**** Data for this exercise
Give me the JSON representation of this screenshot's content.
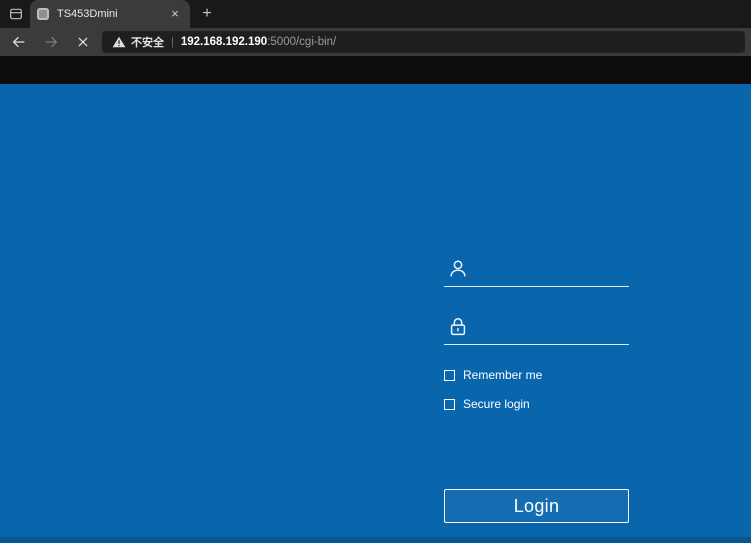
{
  "browser": {
    "tab_bar": {
      "tab": {
        "title": "TS453Dmini",
        "close_glyph": "×"
      },
      "new_tab_glyph": "+"
    },
    "toolbar": {
      "address": {
        "warning_label": "不安全",
        "separator": "|",
        "host": "192.168.192.190",
        "path_suffix": ":5000/cgi-bin/"
      }
    }
  },
  "login": {
    "username_value": "",
    "password_value": "",
    "checkboxes": [
      {
        "label": "Remember me",
        "checked": false
      },
      {
        "label": "Secure login",
        "checked": false
      }
    ],
    "login_button_label": "Login"
  },
  "colors": {
    "page_blue": "#0966ad",
    "chrome_dark": "#191919",
    "toolbar_gray": "#3b3b3b"
  }
}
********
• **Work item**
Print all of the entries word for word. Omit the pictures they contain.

• **Problem solution**
Give me the JSON representation of this screenshot's content.
{
  "browser": {
    "tab_bar": {
      "tab": {
        "title": "TS453Dmini",
        "close_glyph": "×"
      },
      "new_tab_glyph": "+"
    },
    "toolbar": {
      "address": {
        "warning_label": "不安全",
        "separator": "|",
        "host": "192.168.192.190",
        "path_suffix": ":5000/cgi-bin/"
      }
    }
  },
  "login": {
    "username_value": "",
    "password_value": "",
    "checkboxes": [
      {
        "label": "Remember me",
        "checked": false
      },
      {
        "label": "Secure login",
        "checked": false
      }
    ],
    "login_button_label": "Login"
  },
  "colors": {
    "page_blue": "#0966ad",
    "chrome_dark": "#191919",
    "toolbar_gray": "#3b3b3b"
  }
}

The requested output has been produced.